A key to Marvel's success has been their incredible casting. Compared to Warner Bros., it's apparent that the DCEU is bumbling along in its planning. Given the previous entries in the franchise and the studio reactions to this movie's success, it's pure luck that the DCEU is closer to the MCU than it is to Universal's Dark Universe "franchise" (and I use that term loosely, Universal). While Marvel is locking up actors for nine-picture deals, Gal Gadot has only been signed for three, two of which have already happened. Could you imagine where this franchise would be if Gadot left after Justice League? Likewise, director Patty Jenkins isn't signed for another picture either.

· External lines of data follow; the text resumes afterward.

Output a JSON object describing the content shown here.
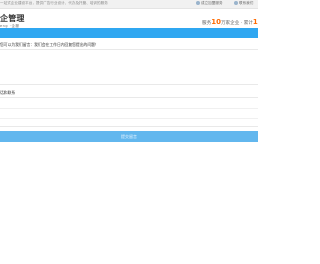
{
  "topbar": {
    "notice": "一站式企业建设平台，提供广告行业设计、代办及托管、培训的服务",
    "right_link_1": "成立加盟服务",
    "right_link_2": "联系我们"
  },
  "header": {
    "logo_main": "企管理",
    "logo_sub": "eng ·企服",
    "stats_prefix": "服务",
    "stats_num_1": "10",
    "stats_mid": "万家企业 · 累计",
    "stats_num_2": "1"
  },
  "form": {
    "question_1": "您可以为我们留言：我们会在工作日内回复您提出的问题！",
    "question_2": "话和联系",
    "submit_label": "提交留言"
  },
  "colors": {
    "nav": "#2fa7f1",
    "submit": "#62b7ee",
    "accent_number": "#ff6a00"
  }
}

Add to this the reported lack of a marketing push before the movie came out, and it's more than obvious Warners has no confidence in the DCEU and hasn't taken the steps ahead of time to ensure that they are established for success down the road. Warner Bros. is flying by the seat of their pants and it shows. At the very least, Warners is now hotly working to lock down Gadot and Jenkins, and they should. The pair produced a hit for the studio, and I'm sure Warners is going to pull up to their meetings with the two in solid gold Brinks trucks, but they wouldn't have to renegotiate these deals if they had come to these movies with a true long term plan in place. That lack of a long term plan tells me that Warners is still unsure of where to proceed. Hopefully Wonder Woman's success gives them the path forward they've long been hoping to find.
Maybe I'm being too hard on Wonder Woman and Warner Brothers. Did you think the movie was amazing, or just so-so? Are you looking forward to the sequel? Hit me up in the comments below or catch me on Twitter @LRM_Brian.